# Task item:
From the first line to the last, retype the records exactly without their images.

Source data
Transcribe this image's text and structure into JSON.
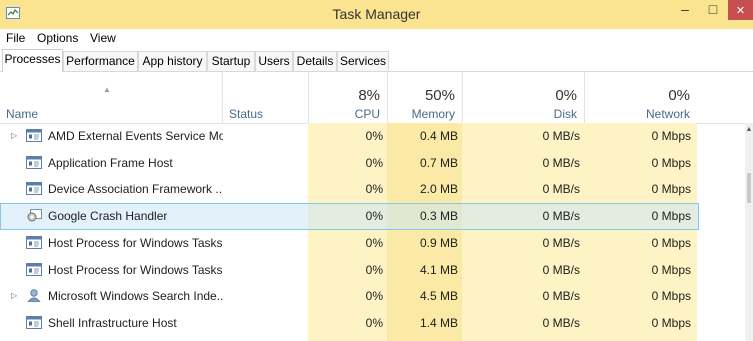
{
  "window": {
    "title": "Task Manager",
    "minimize": "–",
    "maximize": "□",
    "close": "✕"
  },
  "menu": [
    "File",
    "Options",
    "View"
  ],
  "tabs": [
    "Processes",
    "Performance",
    "App history",
    "Startup",
    "Users",
    "Details",
    "Services"
  ],
  "active_tab": "Processes",
  "columns": {
    "name": "Name",
    "status": "Status",
    "cpu": {
      "label": "CPU",
      "percent": "8%"
    },
    "memory": {
      "label": "Memory",
      "percent": "50%"
    },
    "disk": {
      "label": "Disk",
      "percent": "0%"
    },
    "network": {
      "label": "Network",
      "percent": "0%"
    }
  },
  "processes": [
    {
      "name": "AMD External Events Service Mo...",
      "status": "",
      "cpu": "0%",
      "memory": "0.4 MB",
      "disk": "0 MB/s",
      "network": "0 Mbps",
      "expandable": true,
      "icon": "service-window-icon"
    },
    {
      "name": "Application Frame Host",
      "status": "",
      "cpu": "0%",
      "memory": "0.7 MB",
      "disk": "0 MB/s",
      "network": "0 Mbps",
      "expandable": false,
      "icon": "service-window-icon"
    },
    {
      "name": "Device Association Framework ...",
      "status": "",
      "cpu": "0%",
      "memory": "2.0 MB",
      "disk": "0 MB/s",
      "network": "0 Mbps",
      "expandable": false,
      "icon": "service-window-icon"
    },
    {
      "name": "Google Crash Handler",
      "status": "",
      "cpu": "0%",
      "memory": "0.3 MB",
      "disk": "0 MB/s",
      "network": "0 Mbps",
      "expandable": false,
      "icon": "gear-window-icon",
      "selected": true
    },
    {
      "name": "Host Process for Windows Tasks",
      "status": "",
      "cpu": "0%",
      "memory": "0.9 MB",
      "disk": "0 MB/s",
      "network": "0 Mbps",
      "expandable": false,
      "icon": "service-window-icon"
    },
    {
      "name": "Host Process for Windows Tasks",
      "status": "",
      "cpu": "0%",
      "memory": "4.1 MB",
      "disk": "0 MB/s",
      "network": "0 Mbps",
      "expandable": false,
      "icon": "service-window-icon"
    },
    {
      "name": "Microsoft Windows Search Inde...",
      "status": "",
      "cpu": "0%",
      "memory": "4.5 MB",
      "disk": "0 MB/s",
      "network": "0 Mbps",
      "expandable": true,
      "icon": "search-user-icon"
    },
    {
      "name": "Shell Infrastructure Host",
      "status": "",
      "cpu": "0%",
      "memory": "1.4 MB",
      "disk": "0 MB/s",
      "network": "0 Mbps",
      "expandable": false,
      "icon": "service-window-icon"
    }
  ],
  "colors": {
    "titlebar": "#fae490",
    "cpu_fill": "#fdf3c4",
    "memory_fill": "#fbe9a6",
    "disk_fill": "#fdf3c4",
    "network_fill": "#fdf3c4",
    "selection": "#cce8f6",
    "close": "#c74f50"
  }
}
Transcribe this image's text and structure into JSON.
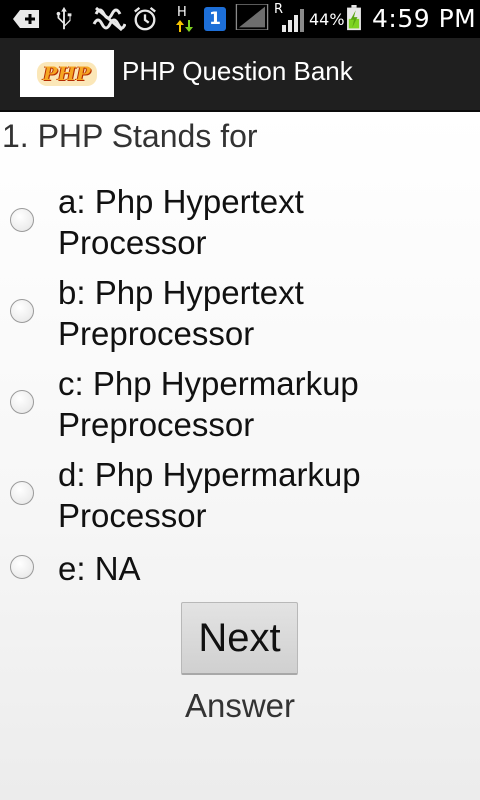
{
  "status_bar": {
    "icons": [
      "add-icon",
      "usb-icon",
      "no-signal-vibrate-icon",
      "alarm-icon",
      "hspa-data-icon",
      "sim-1-icon",
      "signal-icon",
      "roaming-signal-icon",
      "battery-charging-icon"
    ],
    "network_label": "H",
    "sim_label": "1",
    "roaming_label": "R",
    "battery_percent": "44%",
    "time": "4:59 PM"
  },
  "action_bar": {
    "logo_text": "PHP",
    "title": "PHP Question Bank"
  },
  "quiz": {
    "question": "1. PHP Stands for",
    "options": [
      {
        "label": "a: Php Hypertext Processor"
      },
      {
        "label": "b: Php Hypertext Preprocessor"
      },
      {
        "label": "c: Php Hypermarkup Preprocessor"
      },
      {
        "label": "d: Php Hypermarkup Processor"
      },
      {
        "label": "e: NA"
      }
    ],
    "next_label": "Next",
    "answer_label": "Answer"
  },
  "colors": {
    "status_bar_bg": "#000000",
    "action_bar_bg": "#1f1f1f",
    "battery_green": "#7ed321",
    "sim_badge_blue": "#1d6fd8"
  }
}
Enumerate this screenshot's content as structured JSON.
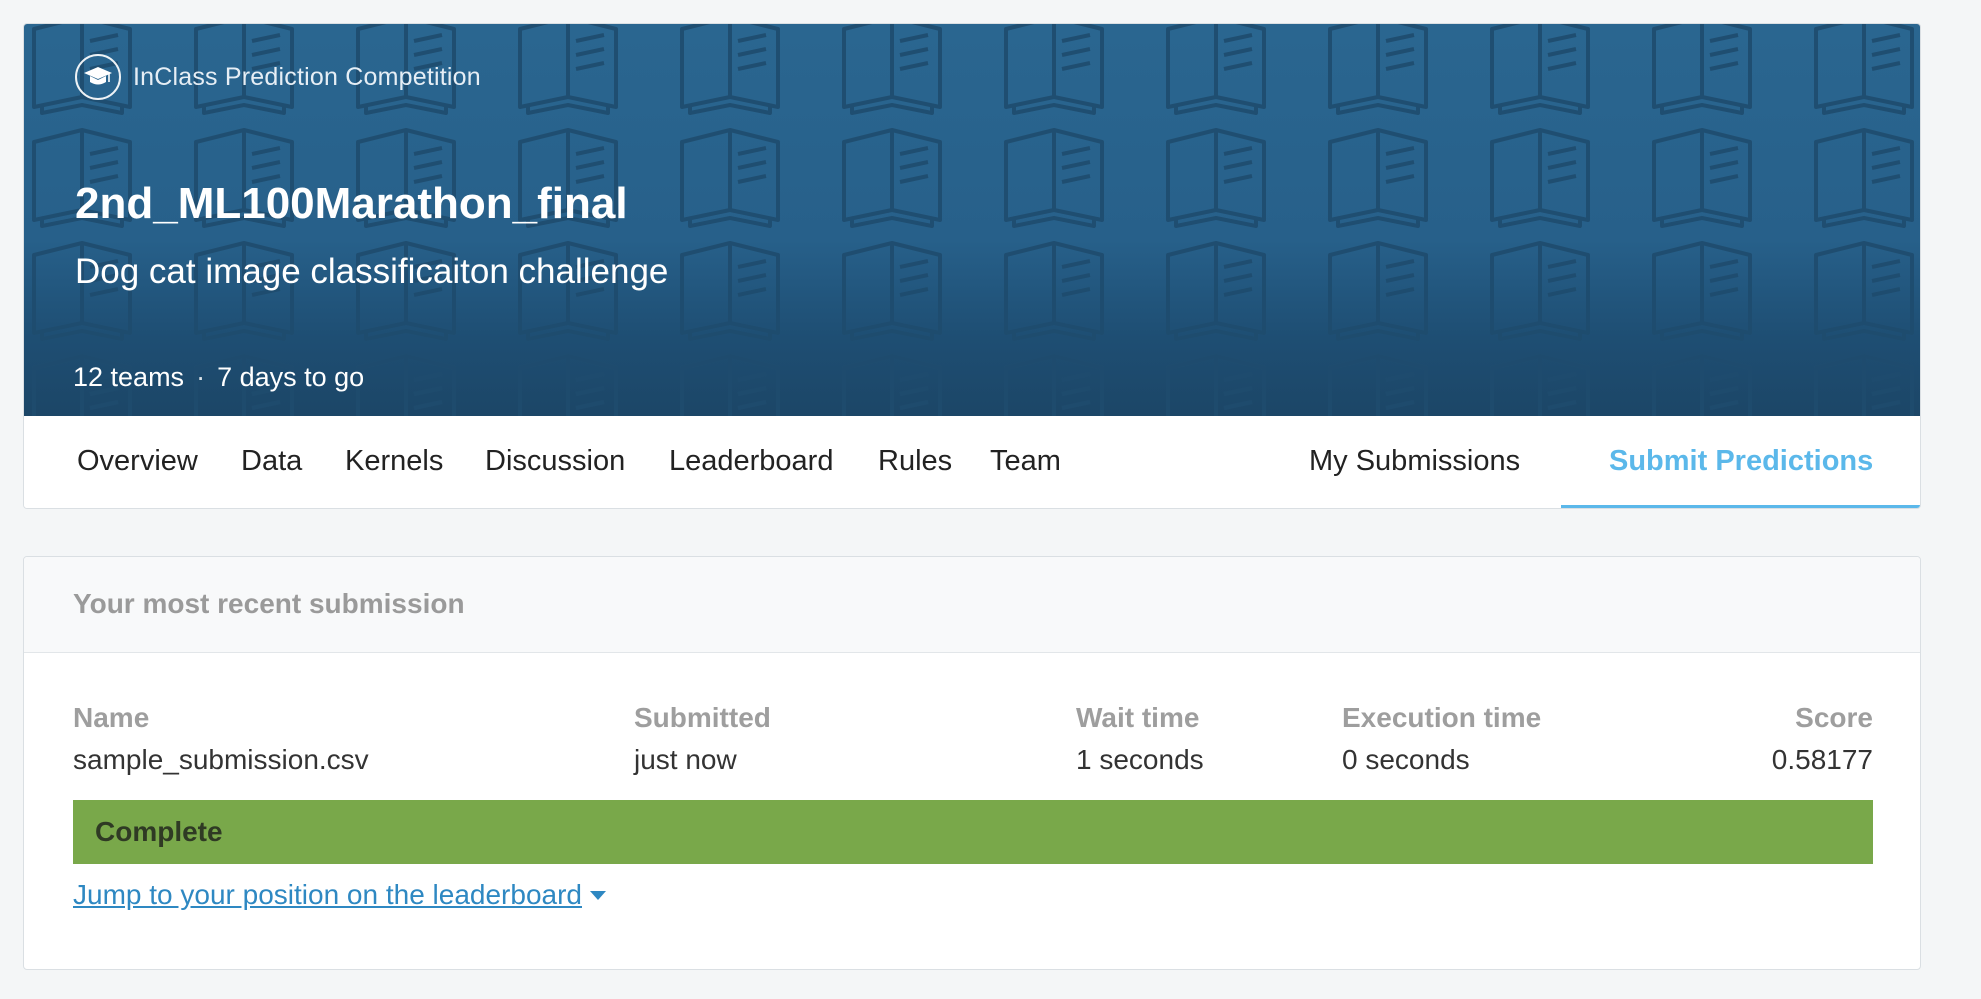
{
  "competition": {
    "type_label": "InClass Prediction Competition",
    "title": "2nd_ML100Marathon_final",
    "subtitle": "Dog cat image classificaiton challenge",
    "teams": "12 teams",
    "separator": "·",
    "deadline": "7 days to go",
    "icons": {
      "badge": "graduation-cap-icon",
      "pattern": "open-book-icon"
    }
  },
  "nav": {
    "items": [
      {
        "label": "Overview"
      },
      {
        "label": "Data"
      },
      {
        "label": "Kernels"
      },
      {
        "label": "Discussion"
      },
      {
        "label": "Leaderboard"
      },
      {
        "label": "Rules"
      },
      {
        "label": "Team"
      }
    ],
    "my_submissions": "My Submissions",
    "submit_predictions": "Submit Predictions",
    "active": "Submit Predictions"
  },
  "submission": {
    "heading": "Your most recent submission",
    "columns": {
      "name": "Name",
      "submitted": "Submitted",
      "wait_time": "Wait time",
      "execution_time": "Execution time",
      "score": "Score"
    },
    "values": {
      "name": "sample_submission.csv",
      "submitted": "just now",
      "wait_time": "1 seconds",
      "execution_time": "0 seconds",
      "score": "0.58177"
    },
    "status": "Complete",
    "jump_link": "Jump to your position on the leaderboard"
  },
  "colors": {
    "banner": "#27608a",
    "accent": "#5bb8ea",
    "status_complete": "#79a84a",
    "link": "#2e88c2"
  }
}
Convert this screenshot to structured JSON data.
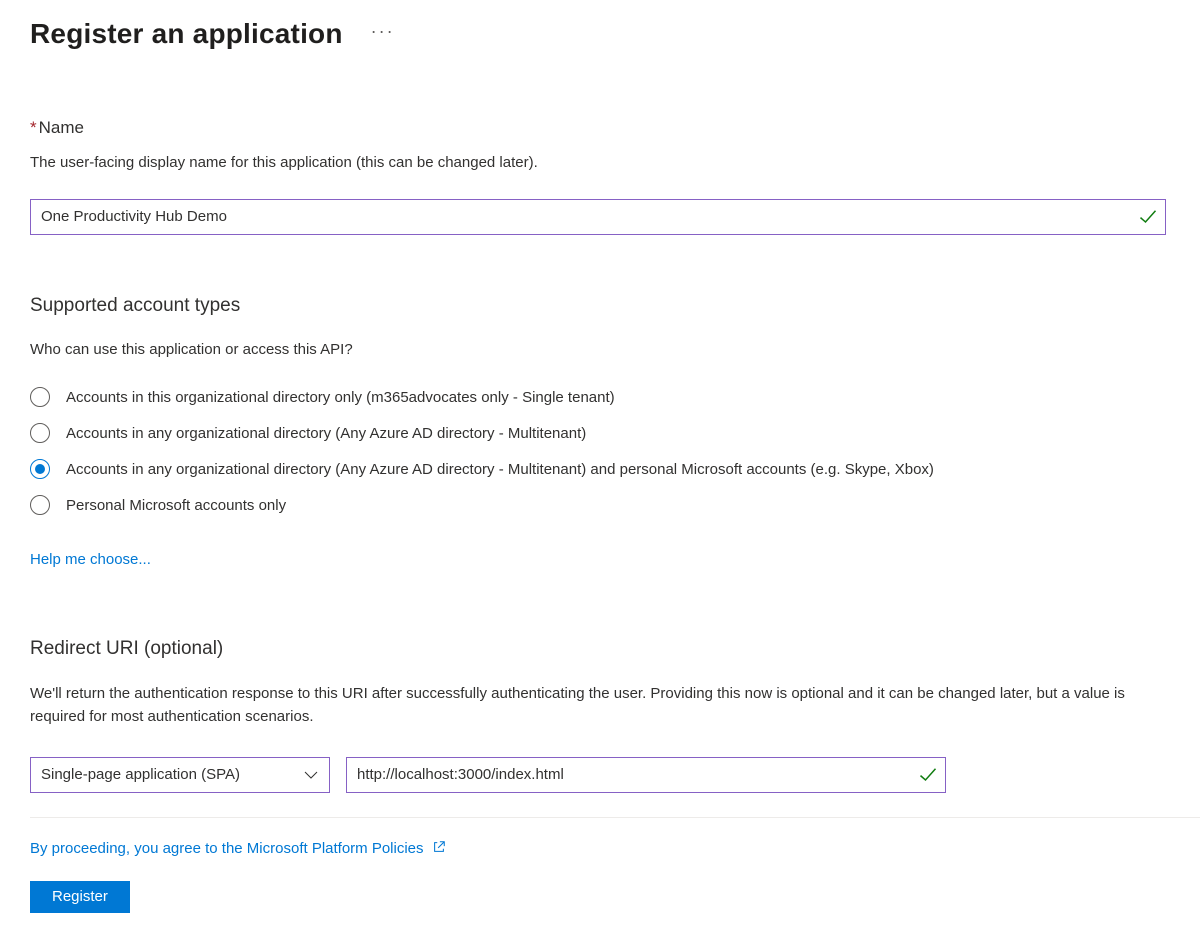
{
  "page": {
    "title": "Register an application"
  },
  "name_section": {
    "label": "Name",
    "help": "The user-facing display name for this application (this can be changed later).",
    "value": "One Productivity Hub Demo"
  },
  "account_types": {
    "title": "Supported account types",
    "help": "Who can use this application or access this API?",
    "options": [
      "Accounts in this organizational directory only (m365advocates only - Single tenant)",
      "Accounts in any organizational directory (Any Azure AD directory - Multitenant)",
      "Accounts in any organizational directory (Any Azure AD directory - Multitenant) and personal Microsoft accounts (e.g. Skype, Xbox)",
      "Personal Microsoft accounts only"
    ],
    "selected_index": 2,
    "help_link": "Help me choose..."
  },
  "redirect": {
    "title": "Redirect URI (optional)",
    "help": "We'll return the authentication response to this URI after successfully authenticating the user. Providing this now is optional and it can be changed later, but a value is required for most authentication scenarios.",
    "platform_selected": "Single-page application (SPA)",
    "uri_value": "http://localhost:3000/index.html"
  },
  "footer": {
    "policy_text": "By proceeding, you agree to the Microsoft Platform Policies",
    "register_label": "Register"
  },
  "colors": {
    "primary": "#0078d4",
    "input_border": "#8661c5",
    "success": "#107c10",
    "required": "#a4262c"
  }
}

# Result of the exercise:
Transcribe this image's text and structure into JSON.
{
  "window": {
    "title": "Task Manager",
    "minimize": "–",
    "maximize": "□",
    "close": "✕"
  },
  "menu": [
    "File",
    "Options",
    "View"
  ],
  "tabs": [
    "Processes",
    "Performance",
    "App history",
    "Startup",
    "Users",
    "Details",
    "Services"
  ],
  "active_tab": "Processes",
  "columns": {
    "name": "Name",
    "status": "Status",
    "cpu": {
      "label": "CPU",
      "percent": "8%"
    },
    "memory": {
      "label": "Memory",
      "percent": "50%"
    },
    "disk": {
      "label": "Disk",
      "percent": "0%"
    },
    "network": {
      "label": "Network",
      "percent": "0%"
    }
  },
  "processes": [
    {
      "name": "AMD External Events Service Mo...",
      "status": "",
      "cpu": "0%",
      "memory": "0.4 MB",
      "disk": "0 MB/s",
      "network": "0 Mbps",
      "expandable": true,
      "icon": "service-window-icon"
    },
    {
      "name": "Application Frame Host",
      "status": "",
      "cpu": "0%",
      "memory": "0.7 MB",
      "disk": "0 MB/s",
      "network": "0 Mbps",
      "expandable": false,
      "icon": "service-window-icon"
    },
    {
      "name": "Device Association Framework ...",
      "status": "",
      "cpu": "0%",
      "memory": "2.0 MB",
      "disk": "0 MB/s",
      "network": "0 Mbps",
      "expandable": false,
      "icon": "service-window-icon"
    },
    {
      "name": "Google Crash Handler",
      "status": "",
      "cpu": "0%",
      "memory": "0.3 MB",
      "disk": "0 MB/s",
      "network": "0 Mbps",
      "expandable": false,
      "icon": "gear-window-icon",
      "selected": true
    },
    {
      "name": "Host Process for Windows Tasks",
      "status": "",
      "cpu": "0%",
      "memory": "0.9 MB",
      "disk": "0 MB/s",
      "network": "0 Mbps",
      "expandable": false,
      "icon": "service-window-icon"
    },
    {
      "name": "Host Process for Windows Tasks",
      "status": "",
      "cpu": "0%",
      "memory": "4.1 MB",
      "disk": "0 MB/s",
      "network": "0 Mbps",
      "expandable": false,
      "icon": "service-window-icon"
    },
    {
      "name": "Microsoft Windows Search Inde...",
      "status": "",
      "cpu": "0%",
      "memory": "4.5 MB",
      "disk": "0 MB/s",
      "network": "0 Mbps",
      "expandable": true,
      "icon": "search-user-icon"
    },
    {
      "name": "Shell Infrastructure Host",
      "status": "",
      "cpu": "0%",
      "memory": "1.4 MB",
      "disk": "0 MB/s",
      "network": "0 Mbps",
      "expandable": false,
      "icon": "service-window-icon"
    }
  ],
  "colors": {
    "titlebar": "#fae490",
    "cpu_fill": "#fdf3c4",
    "memory_fill": "#fbe9a6",
    "disk_fill": "#fdf3c4",
    "network_fill": "#fdf3c4",
    "selection": "#cce8f6",
    "close": "#c74f50"
  }
}
Transcribe this image's text and structure into JSON.
{
  "status_bar": {
    "icons": [
      "add-icon",
      "usb-icon",
      "no-signal-vibrate-icon",
      "alarm-icon",
      "hspa-data-icon",
      "sim-1-icon",
      "signal-icon",
      "roaming-signal-icon",
      "battery-charging-icon"
    ],
    "network_label": "H",
    "sim_label": "1",
    "roaming_label": "R",
    "battery_percent": "44%",
    "time": "4:59 PM"
  },
  "action_bar": {
    "logo_text": "PHP",
    "title": "PHP Question Bank"
  },
  "quiz": {
    "question": "1. PHP Stands for",
    "options": [
      {
        "label": "a: Php Hypertext Processor"
      },
      {
        "label": "b: Php Hypertext Preprocessor"
      },
      {
        "label": "c: Php Hypermarkup Preprocessor"
      },
      {
        "label": "d: Php Hypermarkup Processor"
      },
      {
        "label": "e: NA"
      }
    ],
    "next_label": "Next",
    "answer_label": "Answer"
  },
  "colors": {
    "status_bar_bg": "#000000",
    "action_bar_bg": "#1f1f1f",
    "battery_green": "#7ed321",
    "sim_badge_blue": "#1d6fd8"
  }
}
Enumerate this screenshot's content as structured JSON.
{
  "competition": {
    "type_label": "InClass Prediction Competition",
    "title": "2nd_ML100Marathon_final",
    "subtitle": "Dog cat image classificaiton challenge",
    "teams": "12 teams",
    "separator": "·",
    "deadline": "7 days to go",
    "icons": {
      "badge": "graduation-cap-icon",
      "pattern": "open-book-icon"
    }
  },
  "nav": {
    "items": [
      {
        "label": "Overview"
      },
      {
        "label": "Data"
      },
      {
        "label": "Kernels"
      },
      {
        "label": "Discussion"
      },
      {
        "label": "Leaderboard"
      },
      {
        "label": "Rules"
      },
      {
        "label": "Team"
      }
    ],
    "my_submissions": "My Submissions",
    "submit_predictions": "Submit Predictions",
    "active": "Submit Predictions"
  },
  "submission": {
    "heading": "Your most recent submission",
    "columns": {
      "name": "Name",
      "submitted": "Submitted",
      "wait_time": "Wait time",
      "execution_time": "Execution time",
      "score": "Score"
    },
    "values": {
      "name": "sample_submission.csv",
      "submitted": "just now",
      "wait_time": "1 seconds",
      "execution_time": "0 seconds",
      "score": "0.58177"
    },
    "status": "Complete",
    "jump_link": "Jump to your position on the leaderboard"
  },
  "colors": {
    "banner": "#27608a",
    "accent": "#5bb8ea",
    "status_complete": "#79a84a",
    "link": "#2e88c2"
  }
}
Convert this screenshot to structured JSON data.
{
  "page": {
    "title": "Register an application"
  },
  "name_section": {
    "label": "Name",
    "help": "The user-facing display name for this application (this can be changed later).",
    "value": "One Productivity Hub Demo"
  },
  "account_types": {
    "title": "Supported account types",
    "help": "Who can use this application or access this API?",
    "options": [
      "Accounts in this organizational directory only (m365advocates only - Single tenant)",
      "Accounts in any organizational directory (Any Azure AD directory - Multitenant)",
      "Accounts in any organizational directory (Any Azure AD directory - Multitenant) and personal Microsoft accounts (e.g. Skype, Xbox)",
      "Personal Microsoft accounts only"
    ],
    "selected_index": 2,
    "help_link": "Help me choose..."
  },
  "redirect": {
    "title": "Redirect URI (optional)",
    "help": "We'll return the authentication response to this URI after successfully authenticating the user. Providing this now is optional and it can be changed later, but a value is required for most authentication scenarios.",
    "platform_selected": "Single-page application (SPA)",
    "uri_value": "http://localhost:3000/index.html"
  },
  "footer": {
    "policy_text": "By proceeding, you agree to the Microsoft Platform Policies",
    "register_label": "Register"
  },
  "colors": {
    "primary": "#0078d4",
    "input_border": "#8661c5",
    "success": "#107c10",
    "required": "#a4262c"
  }
}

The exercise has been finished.